Data records:
= = = = = = =

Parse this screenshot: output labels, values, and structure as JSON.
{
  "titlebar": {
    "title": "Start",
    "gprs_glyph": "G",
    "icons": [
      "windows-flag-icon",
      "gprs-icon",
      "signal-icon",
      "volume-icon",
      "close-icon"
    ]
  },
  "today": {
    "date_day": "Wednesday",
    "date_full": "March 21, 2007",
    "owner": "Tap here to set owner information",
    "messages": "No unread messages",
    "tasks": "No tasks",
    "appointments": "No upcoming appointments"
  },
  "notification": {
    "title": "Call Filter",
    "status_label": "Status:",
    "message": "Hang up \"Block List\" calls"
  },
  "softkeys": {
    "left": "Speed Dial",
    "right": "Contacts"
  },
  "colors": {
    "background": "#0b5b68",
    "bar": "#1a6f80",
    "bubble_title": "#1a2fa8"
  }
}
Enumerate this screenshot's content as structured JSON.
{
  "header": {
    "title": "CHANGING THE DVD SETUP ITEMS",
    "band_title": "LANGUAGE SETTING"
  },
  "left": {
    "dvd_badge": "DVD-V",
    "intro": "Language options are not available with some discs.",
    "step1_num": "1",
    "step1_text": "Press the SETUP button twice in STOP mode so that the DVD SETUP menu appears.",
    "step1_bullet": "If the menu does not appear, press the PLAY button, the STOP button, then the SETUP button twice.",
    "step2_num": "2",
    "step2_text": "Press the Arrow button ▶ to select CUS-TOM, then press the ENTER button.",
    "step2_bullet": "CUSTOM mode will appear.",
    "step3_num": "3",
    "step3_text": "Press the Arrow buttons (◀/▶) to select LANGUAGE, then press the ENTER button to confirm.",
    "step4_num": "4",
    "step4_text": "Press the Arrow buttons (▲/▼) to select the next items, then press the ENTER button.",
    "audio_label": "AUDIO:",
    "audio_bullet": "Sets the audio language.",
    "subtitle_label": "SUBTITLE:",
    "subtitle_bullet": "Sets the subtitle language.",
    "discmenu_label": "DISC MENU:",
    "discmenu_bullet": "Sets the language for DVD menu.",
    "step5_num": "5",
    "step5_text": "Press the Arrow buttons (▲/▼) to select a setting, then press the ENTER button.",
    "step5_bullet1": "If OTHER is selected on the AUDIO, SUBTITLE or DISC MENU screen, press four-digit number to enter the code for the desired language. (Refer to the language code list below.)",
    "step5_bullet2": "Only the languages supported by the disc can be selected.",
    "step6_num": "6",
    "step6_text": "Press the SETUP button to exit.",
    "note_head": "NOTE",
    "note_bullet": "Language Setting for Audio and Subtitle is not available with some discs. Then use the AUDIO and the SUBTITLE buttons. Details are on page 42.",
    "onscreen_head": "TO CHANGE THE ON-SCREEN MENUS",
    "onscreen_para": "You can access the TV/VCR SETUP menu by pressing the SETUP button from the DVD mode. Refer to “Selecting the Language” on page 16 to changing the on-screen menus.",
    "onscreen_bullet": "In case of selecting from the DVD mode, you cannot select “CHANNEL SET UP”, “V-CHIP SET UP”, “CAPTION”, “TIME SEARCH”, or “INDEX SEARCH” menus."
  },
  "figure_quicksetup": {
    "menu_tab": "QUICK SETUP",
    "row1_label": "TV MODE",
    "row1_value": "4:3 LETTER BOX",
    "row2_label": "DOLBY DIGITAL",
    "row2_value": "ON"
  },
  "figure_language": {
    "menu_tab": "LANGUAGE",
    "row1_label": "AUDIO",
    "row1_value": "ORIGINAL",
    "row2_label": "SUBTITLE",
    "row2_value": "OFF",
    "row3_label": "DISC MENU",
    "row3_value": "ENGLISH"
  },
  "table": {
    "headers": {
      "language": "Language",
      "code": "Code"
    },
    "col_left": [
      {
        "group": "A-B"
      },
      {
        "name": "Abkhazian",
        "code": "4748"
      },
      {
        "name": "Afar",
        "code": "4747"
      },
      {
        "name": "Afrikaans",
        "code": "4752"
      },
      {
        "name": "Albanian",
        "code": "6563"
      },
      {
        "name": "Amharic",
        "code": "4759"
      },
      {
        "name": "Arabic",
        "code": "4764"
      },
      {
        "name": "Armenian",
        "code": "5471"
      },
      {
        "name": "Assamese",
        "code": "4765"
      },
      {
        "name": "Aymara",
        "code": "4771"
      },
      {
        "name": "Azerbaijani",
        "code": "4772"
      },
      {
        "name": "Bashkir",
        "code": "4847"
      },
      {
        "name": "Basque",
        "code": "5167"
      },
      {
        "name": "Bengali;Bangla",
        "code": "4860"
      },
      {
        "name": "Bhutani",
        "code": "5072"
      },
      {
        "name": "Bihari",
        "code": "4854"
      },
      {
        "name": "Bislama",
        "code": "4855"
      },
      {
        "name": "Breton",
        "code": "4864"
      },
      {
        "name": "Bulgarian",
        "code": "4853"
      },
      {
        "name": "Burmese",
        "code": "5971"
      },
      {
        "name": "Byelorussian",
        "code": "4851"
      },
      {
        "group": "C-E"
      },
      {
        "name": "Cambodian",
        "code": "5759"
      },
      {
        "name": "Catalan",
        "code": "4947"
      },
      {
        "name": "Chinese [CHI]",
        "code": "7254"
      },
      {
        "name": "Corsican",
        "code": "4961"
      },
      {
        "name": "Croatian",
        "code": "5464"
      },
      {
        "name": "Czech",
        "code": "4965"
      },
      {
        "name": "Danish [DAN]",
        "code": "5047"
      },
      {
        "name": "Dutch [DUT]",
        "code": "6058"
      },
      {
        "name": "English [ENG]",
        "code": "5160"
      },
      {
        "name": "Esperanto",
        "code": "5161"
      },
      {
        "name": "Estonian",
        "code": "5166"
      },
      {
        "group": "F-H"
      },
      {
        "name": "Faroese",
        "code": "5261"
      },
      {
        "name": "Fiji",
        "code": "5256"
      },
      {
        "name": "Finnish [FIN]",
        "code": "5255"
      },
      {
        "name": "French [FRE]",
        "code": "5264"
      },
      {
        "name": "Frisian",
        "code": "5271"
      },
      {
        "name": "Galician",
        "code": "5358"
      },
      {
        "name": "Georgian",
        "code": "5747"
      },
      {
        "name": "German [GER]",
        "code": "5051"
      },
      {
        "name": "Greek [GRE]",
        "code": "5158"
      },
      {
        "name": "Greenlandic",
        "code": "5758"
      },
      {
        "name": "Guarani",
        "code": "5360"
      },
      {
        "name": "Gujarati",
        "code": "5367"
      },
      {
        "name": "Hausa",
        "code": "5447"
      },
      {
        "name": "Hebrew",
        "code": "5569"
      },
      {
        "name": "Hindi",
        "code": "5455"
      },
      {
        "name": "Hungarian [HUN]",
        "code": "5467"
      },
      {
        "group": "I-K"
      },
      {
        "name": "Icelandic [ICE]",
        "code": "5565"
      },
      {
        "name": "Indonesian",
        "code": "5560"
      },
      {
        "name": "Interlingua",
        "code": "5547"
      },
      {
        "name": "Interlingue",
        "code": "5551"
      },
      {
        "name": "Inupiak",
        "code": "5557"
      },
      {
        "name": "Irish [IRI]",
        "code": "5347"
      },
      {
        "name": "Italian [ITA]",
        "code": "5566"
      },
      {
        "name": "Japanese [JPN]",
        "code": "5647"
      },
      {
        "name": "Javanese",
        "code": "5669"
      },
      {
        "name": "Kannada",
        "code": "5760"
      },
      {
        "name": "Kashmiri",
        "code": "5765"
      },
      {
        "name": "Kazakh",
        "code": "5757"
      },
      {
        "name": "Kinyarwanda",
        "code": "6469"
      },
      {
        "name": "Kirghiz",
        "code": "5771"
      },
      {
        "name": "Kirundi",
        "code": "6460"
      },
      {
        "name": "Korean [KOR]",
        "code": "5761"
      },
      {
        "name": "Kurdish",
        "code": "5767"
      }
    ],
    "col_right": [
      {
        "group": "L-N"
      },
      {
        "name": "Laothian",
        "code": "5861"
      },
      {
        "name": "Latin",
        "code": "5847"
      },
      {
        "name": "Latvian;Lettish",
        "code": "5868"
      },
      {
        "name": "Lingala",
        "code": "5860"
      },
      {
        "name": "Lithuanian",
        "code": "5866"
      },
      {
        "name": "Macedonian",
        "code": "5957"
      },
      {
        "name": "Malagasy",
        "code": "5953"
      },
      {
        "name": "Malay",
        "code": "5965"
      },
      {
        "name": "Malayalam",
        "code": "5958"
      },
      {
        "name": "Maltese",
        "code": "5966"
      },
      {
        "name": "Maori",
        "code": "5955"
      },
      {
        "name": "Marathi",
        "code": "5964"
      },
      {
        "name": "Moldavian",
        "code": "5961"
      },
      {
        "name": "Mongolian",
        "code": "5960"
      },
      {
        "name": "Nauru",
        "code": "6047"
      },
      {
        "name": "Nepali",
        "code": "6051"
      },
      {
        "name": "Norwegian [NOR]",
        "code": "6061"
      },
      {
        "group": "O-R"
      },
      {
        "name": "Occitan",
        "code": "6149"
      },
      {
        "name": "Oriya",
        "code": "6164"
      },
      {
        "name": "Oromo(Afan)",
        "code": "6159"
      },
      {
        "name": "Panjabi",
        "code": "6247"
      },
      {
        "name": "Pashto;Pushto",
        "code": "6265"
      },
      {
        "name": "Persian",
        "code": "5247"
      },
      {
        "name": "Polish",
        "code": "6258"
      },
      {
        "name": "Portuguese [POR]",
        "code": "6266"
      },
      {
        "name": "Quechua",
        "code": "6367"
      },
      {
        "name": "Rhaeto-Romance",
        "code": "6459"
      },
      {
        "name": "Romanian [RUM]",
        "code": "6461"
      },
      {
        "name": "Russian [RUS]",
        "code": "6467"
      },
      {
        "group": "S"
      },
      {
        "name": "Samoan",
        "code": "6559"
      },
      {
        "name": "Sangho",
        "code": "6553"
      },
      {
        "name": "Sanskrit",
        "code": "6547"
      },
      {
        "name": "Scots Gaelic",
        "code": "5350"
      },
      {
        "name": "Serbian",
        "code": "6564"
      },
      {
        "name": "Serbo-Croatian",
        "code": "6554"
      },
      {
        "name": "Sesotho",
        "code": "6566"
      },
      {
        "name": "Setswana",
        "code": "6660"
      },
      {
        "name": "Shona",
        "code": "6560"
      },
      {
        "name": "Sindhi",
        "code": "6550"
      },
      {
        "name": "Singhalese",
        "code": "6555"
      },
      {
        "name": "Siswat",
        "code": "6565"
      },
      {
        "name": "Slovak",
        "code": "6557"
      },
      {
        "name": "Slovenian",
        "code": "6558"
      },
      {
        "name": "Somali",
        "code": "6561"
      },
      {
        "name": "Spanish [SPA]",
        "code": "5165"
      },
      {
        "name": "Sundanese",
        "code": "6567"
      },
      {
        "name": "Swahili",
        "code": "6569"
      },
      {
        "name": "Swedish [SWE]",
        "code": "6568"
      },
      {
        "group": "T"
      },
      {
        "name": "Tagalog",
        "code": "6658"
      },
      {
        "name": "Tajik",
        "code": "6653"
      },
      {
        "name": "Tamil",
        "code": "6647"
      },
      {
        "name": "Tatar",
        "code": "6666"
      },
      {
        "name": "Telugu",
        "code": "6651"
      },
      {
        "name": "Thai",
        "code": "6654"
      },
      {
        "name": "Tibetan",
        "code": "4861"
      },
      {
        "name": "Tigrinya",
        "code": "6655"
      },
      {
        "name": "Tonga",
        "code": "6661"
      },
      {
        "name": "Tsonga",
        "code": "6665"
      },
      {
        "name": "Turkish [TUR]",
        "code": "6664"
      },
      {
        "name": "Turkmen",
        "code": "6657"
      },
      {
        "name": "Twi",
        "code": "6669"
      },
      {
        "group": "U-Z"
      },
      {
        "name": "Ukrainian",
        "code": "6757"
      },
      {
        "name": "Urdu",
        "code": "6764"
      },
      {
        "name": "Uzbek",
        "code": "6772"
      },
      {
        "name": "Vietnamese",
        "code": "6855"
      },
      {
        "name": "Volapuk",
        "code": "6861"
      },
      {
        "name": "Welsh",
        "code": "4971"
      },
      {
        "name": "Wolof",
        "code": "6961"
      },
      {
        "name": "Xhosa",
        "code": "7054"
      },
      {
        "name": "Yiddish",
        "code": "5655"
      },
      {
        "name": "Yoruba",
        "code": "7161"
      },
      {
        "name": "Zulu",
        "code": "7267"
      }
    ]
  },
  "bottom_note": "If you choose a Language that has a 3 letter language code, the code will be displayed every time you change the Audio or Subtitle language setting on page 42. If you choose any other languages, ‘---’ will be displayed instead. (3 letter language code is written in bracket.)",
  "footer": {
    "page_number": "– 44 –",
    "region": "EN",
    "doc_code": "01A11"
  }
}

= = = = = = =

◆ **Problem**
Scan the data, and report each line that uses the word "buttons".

◆ **Task output**
    "step3_text": "Press the Arrow buttons (◀/▶) to select LANGUAGE, then press the ENTER button to confirm.",
    "step4_text": "Press the Arrow buttons (▲/▼) to select the next items, then press the ENTER button.",
    "step5_text": "Press the Arrow buttons (▲/▼) to select a setting, then press the ENTER button.",
    "note_bullet": "Language Setting for Audio and Subtitle is not available with some discs. Then use the AUDIO and the SUBTITLE buttons. Details are on page 42.",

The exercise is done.